After the same grand jury chose this week not to indict any officials from the sheriff’s department or county jail where Bland died, her family’s attorney, Cannon Lambert, called on federal prosecutors Tuesday to seek charges against the trooper.

The special prosecutor handling the case said that trooper Brian Encinia’s conduct during the violent altercation could be the focus of the grand jury when it meets again next month. Encinia, who is white, was filmed on his patrol car’s dashcam threatening Bland, an African American, with a stun gun during her arrest on July 10.

Bland’s family and supporters called Tuesday for federal charges against Encinia. A lawyer for Bland’s family told The New York Times that federal prosecutors should launch a case against Encinia because he used excessive force and had no reason to arrest Bland in the first place. Lambert told the Associated Press he plans to file a motion to force Texas authorities to hand over a report by the Texas Rangers into Bland’s death…

Bland was found dead on July 13 in her cell after her arrest. A medical examiner ruled the 28-year-old’s death a suicide, and grand jurors announced Monday that no law enforcement officials had committed a crime while Bland was in custody.

Bland’s family has maintained that they do not believe her death was a suicide, and filed a federal lawsuit in August over Bland’s arrest and incarceration.

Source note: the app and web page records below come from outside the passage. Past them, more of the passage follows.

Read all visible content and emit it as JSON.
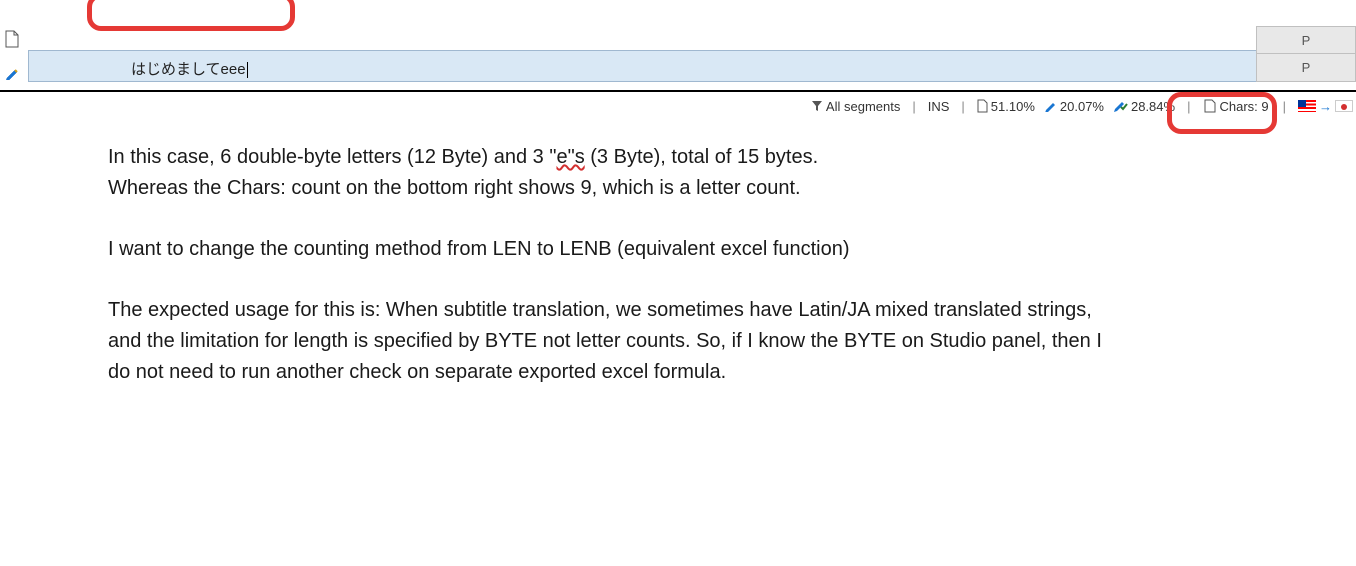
{
  "editor": {
    "translation_text": "はじめましてeee",
    "status_col": [
      "P",
      "P"
    ]
  },
  "status_bar": {
    "filter_label": "All segments",
    "ins_mode": "INS",
    "stat1": "51.10%",
    "stat2": "20.07%",
    "stat3": "28.84%",
    "chars_label": "Chars: 9"
  },
  "body": {
    "p1_a": "In this case, 6 double-byte letters (12 Byte) and 3 \"",
    "p1_squiggle": "e\"s",
    "p1_b": " (3 Byte), total of 15 bytes.",
    "p2": "Whereas the Chars: count on the bottom right shows 9, which is a letter count.",
    "p3": "I want to change the counting method from LEN to LENB (equivalent excel function)",
    "p4": "The expected usage for this is: When subtitle translation, we sometimes have Latin/JA mixed translated strings, and the limitation for length is specified by BYTE not letter counts. So, if I know the BYTE on Studio panel, then I do not need to run another check on separate exported excel formula."
  }
}
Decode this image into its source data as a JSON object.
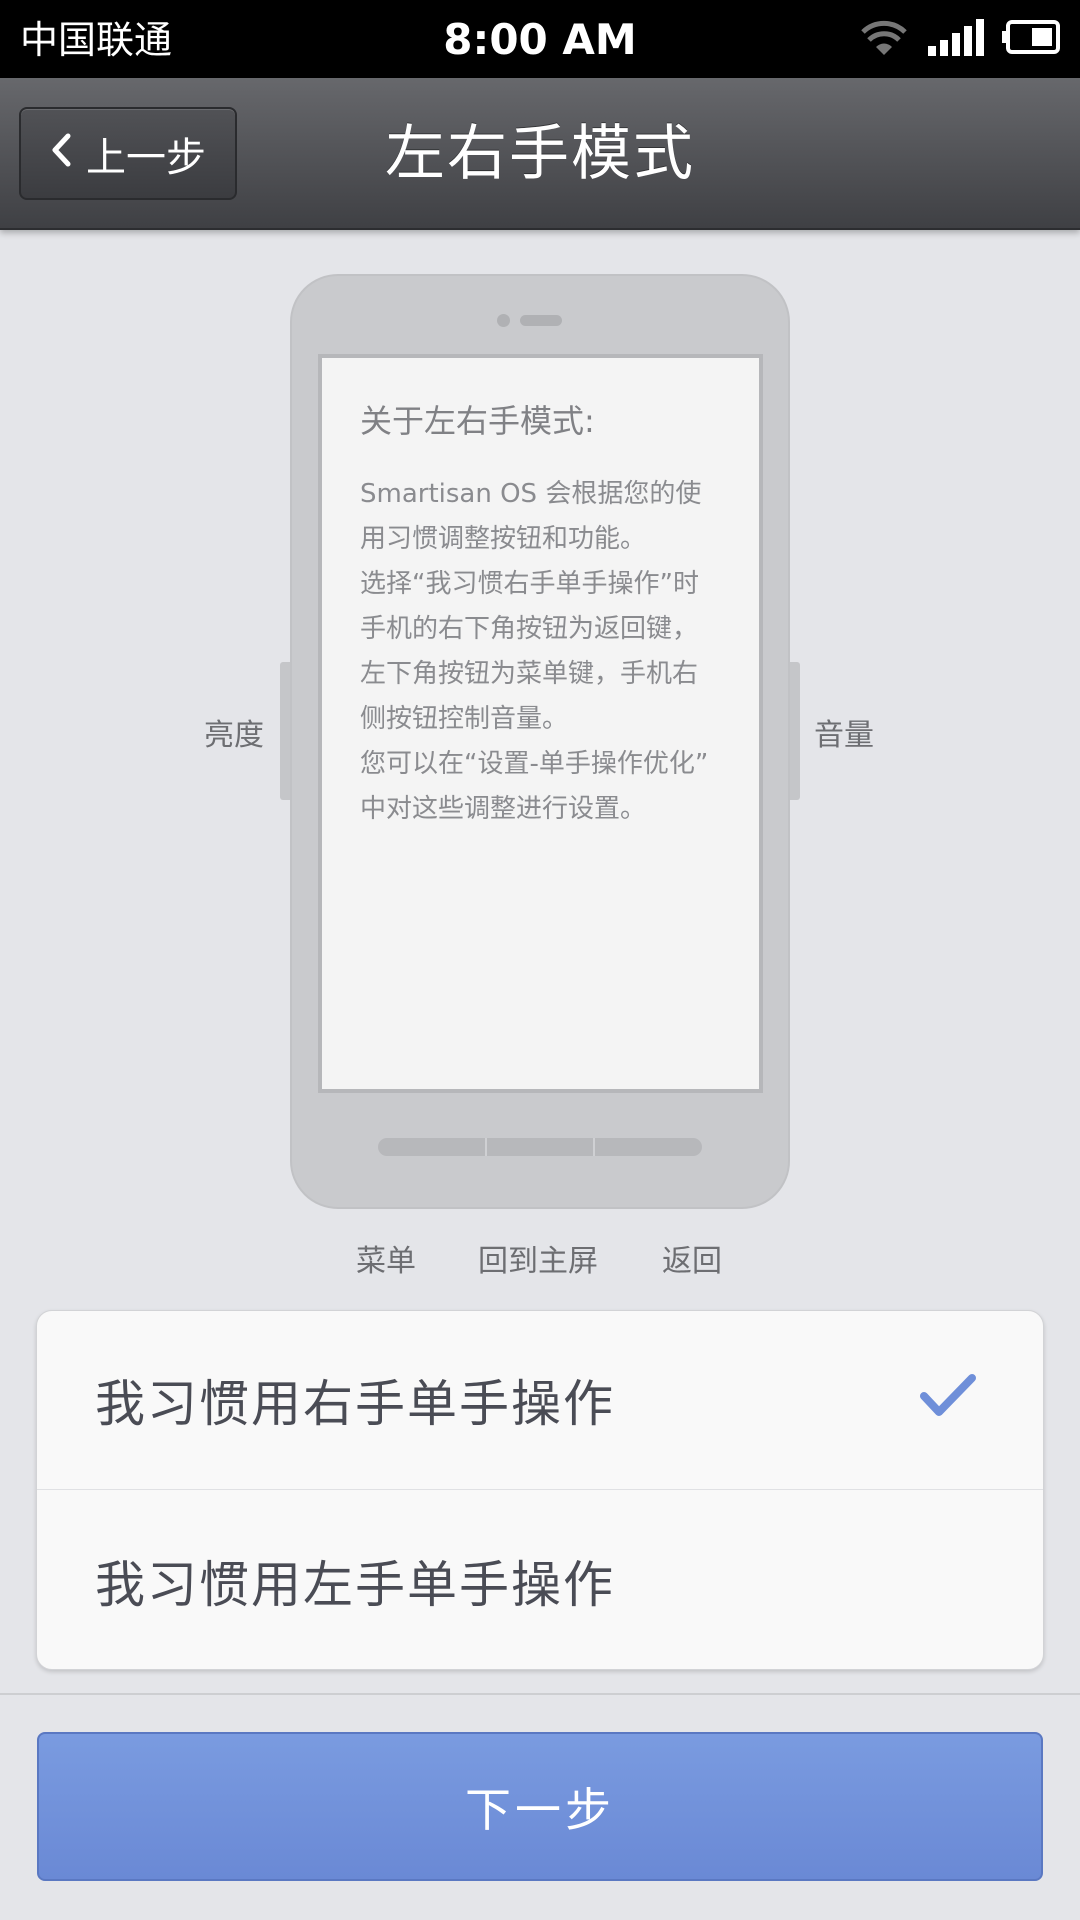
{
  "status_bar": {
    "carrier": "中国联通",
    "time": "8:00 AM",
    "icons": [
      "wifi-icon",
      "signal-icon",
      "battery-icon"
    ]
  },
  "header": {
    "back_label": "上一步",
    "title": "左右手模式"
  },
  "illustration": {
    "info_title": "关于左右手模式:",
    "info_body": "Smartisan OS 会根据您的使\n用习惯调整按钮和功能。\n选择“我习惯右手单手操作”时\n手机的右下角按钮为返回键，\n左下角按钮为菜单键，手机右\n侧按钮控制音量。\n您可以在“设置-单手操作优化”\n中对这些调整进行设置。",
    "left_label": "亮度",
    "right_label": "音量",
    "bottom_labels": [
      "菜单",
      "回到主屏",
      "返回"
    ]
  },
  "options": {
    "right_hand": "我习惯用右手单手操作",
    "left_hand": "我习惯用左手单手操作",
    "selected": "right_hand"
  },
  "footer": {
    "next_label": "下一步"
  },
  "colors": {
    "accent": "#6f8fd9",
    "check": "#6f8fd9"
  }
}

The 52-minute video of Bland’s arrest was a major factor in making her story one of the biggest law enforcement scandals in a year filled with policing controversies…

Read the full article here.

Read more Breaking News here.